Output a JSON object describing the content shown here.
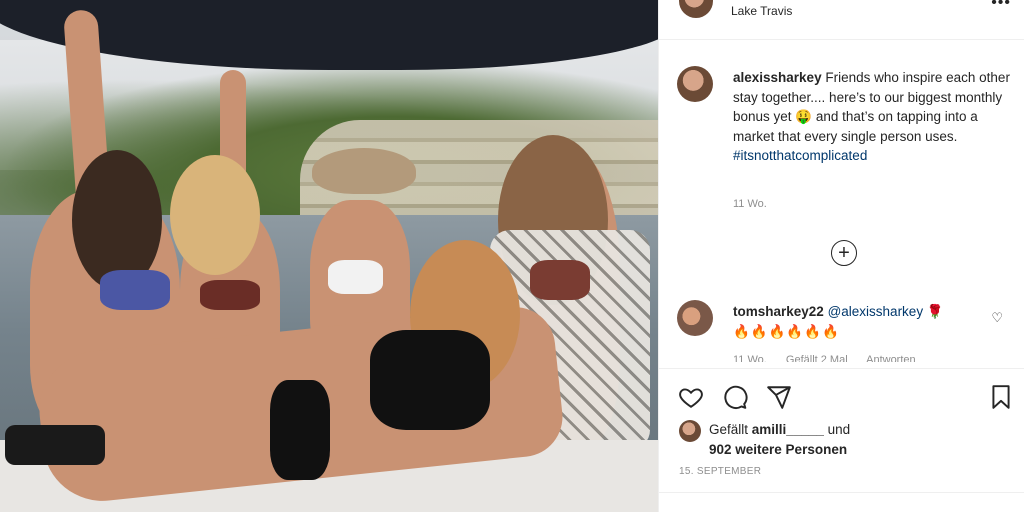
{
  "post": {
    "location": "Lake Travis",
    "more_icon": "more-horizontal-icon",
    "caption": {
      "username": "alexissharkey",
      "text": "Friends who inspire each other stay together.... here’s to our biggest monthly bonus yet",
      "text2": "and that’s on tapping into a market that every single person uses.",
      "hashtag": "#itsnotthatcomplicated",
      "time": "11 Wo."
    },
    "load_more_icon": "plus-circle-icon",
    "comment": {
      "username": "tomsharkey22",
      "mention": "@alexissharkey",
      "emoji_rose": "🌹",
      "emoji_fire": "🔥🔥🔥🔥🔥🔥",
      "time": "11 Wo.",
      "likes": "Gefällt 2 Mal",
      "reply": "Antworten"
    },
    "actions": [
      "heart-icon",
      "comment-icon",
      "share-icon",
      "bookmark-icon"
    ],
    "likes": {
      "prefix": "Gefällt",
      "user": "amilli_____",
      "und": "und",
      "others": "902 weitere Personen"
    },
    "date": "15. SEPTEMBER"
  },
  "colors": {
    "link": "#00376b",
    "muted": "#8e8e8e",
    "text": "#262626"
  }
}
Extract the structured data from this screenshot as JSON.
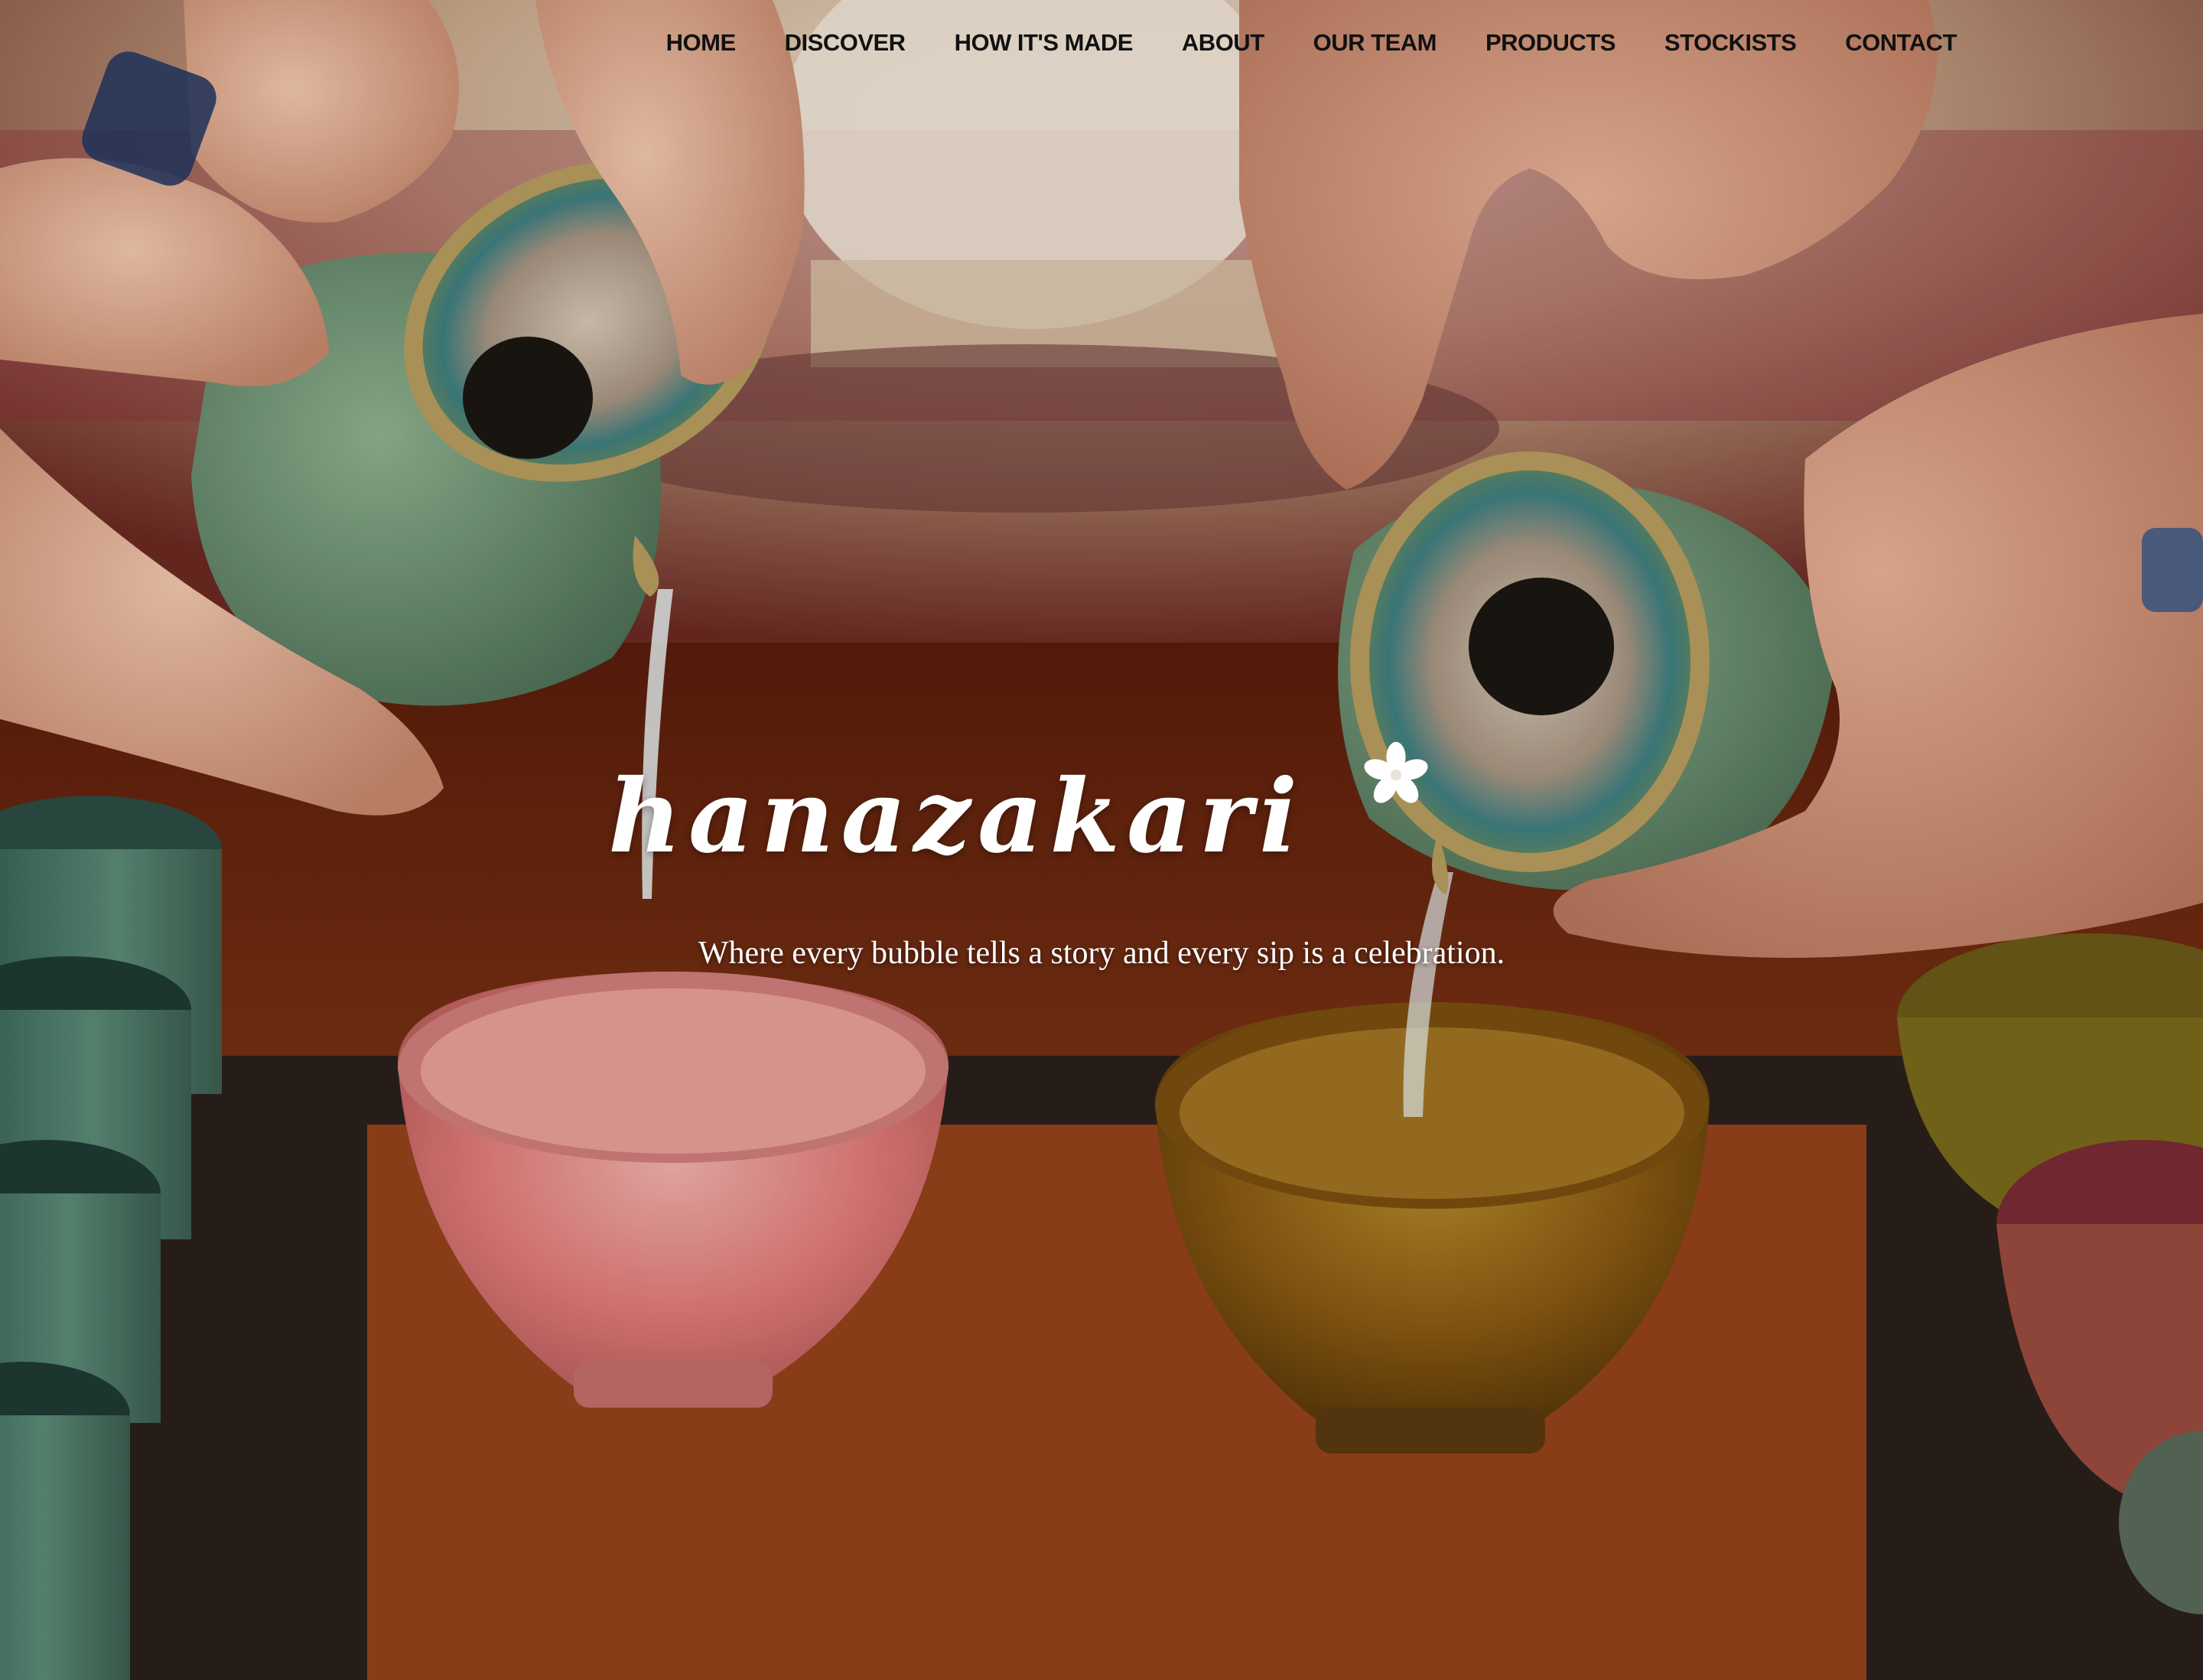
{
  "nav": {
    "items": [
      {
        "label": "HOME"
      },
      {
        "label": "DISCOVER"
      },
      {
        "label": "HOW IT'S MADE"
      },
      {
        "label": "ABOUT"
      },
      {
        "label": "OUR TEAM"
      },
      {
        "label": "PRODUCTS"
      },
      {
        "label": "STOCKISTS"
      },
      {
        "label": "CONTACT"
      }
    ]
  },
  "hero": {
    "brand": "hanazakari",
    "flower_icon": "blossom-icon",
    "tagline": "Where every bubble tells a story and every sip is a celebration."
  },
  "colors": {
    "nav_text": "#111111",
    "brand_text": "#ffffff",
    "tray": "#7a2f12",
    "pink_cup": "#e07a78",
    "amber_cup": "#8a5a12",
    "green_pitcher": "#5f8a66"
  }
}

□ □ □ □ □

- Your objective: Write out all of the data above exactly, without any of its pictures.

- Finished exercise:
Output a JSON object describing the content shown here.
{
  "post": {
    "location": "Lake Travis",
    "more_icon": "more-horizontal-icon",
    "caption": {
      "username": "alexissharkey",
      "text": "Friends who inspire each other stay together.... here’s to our biggest monthly bonus yet",
      "text2": "and that’s on tapping into a market that every single person uses.",
      "hashtag": "#itsnotthatcomplicated",
      "time": "11 Wo."
    },
    "load_more_icon": "plus-circle-icon",
    "comment": {
      "username": "tomsharkey22",
      "mention": "@alexissharkey",
      "emoji_rose": "🌹",
      "emoji_fire": "🔥🔥🔥🔥🔥🔥",
      "time": "11 Wo.",
      "likes": "Gefällt 2 Mal",
      "reply": "Antworten"
    },
    "actions": [
      "heart-icon",
      "comment-icon",
      "share-icon",
      "bookmark-icon"
    ],
    "likes": {
      "prefix": "Gefällt",
      "user": "amilli_____",
      "und": "und",
      "others": "902 weitere Personen"
    },
    "date": "15. SEPTEMBER"
  },
  "colors": {
    "link": "#00376b",
    "muted": "#8e8e8e",
    "text": "#262626"
  }
}
Extract the structured data from this screenshot as JSON.
{
  "nav": {
    "items": [
      {
        "label": "HOME"
      },
      {
        "label": "DISCOVER"
      },
      {
        "label": "HOW IT'S MADE"
      },
      {
        "label": "ABOUT"
      },
      {
        "label": "OUR TEAM"
      },
      {
        "label": "PRODUCTS"
      },
      {
        "label": "STOCKISTS"
      },
      {
        "label": "CONTACT"
      }
    ]
  },
  "hero": {
    "brand": "hanazakari",
    "flower_icon": "blossom-icon",
    "tagline": "Where every bubble tells a story and every sip is a celebration."
  },
  "colors": {
    "nav_text": "#111111",
    "brand_text": "#ffffff",
    "tray": "#7a2f12",
    "pink_cup": "#e07a78",
    "amber_cup": "#8a5a12",
    "green_pitcher": "#5f8a66"
  }
}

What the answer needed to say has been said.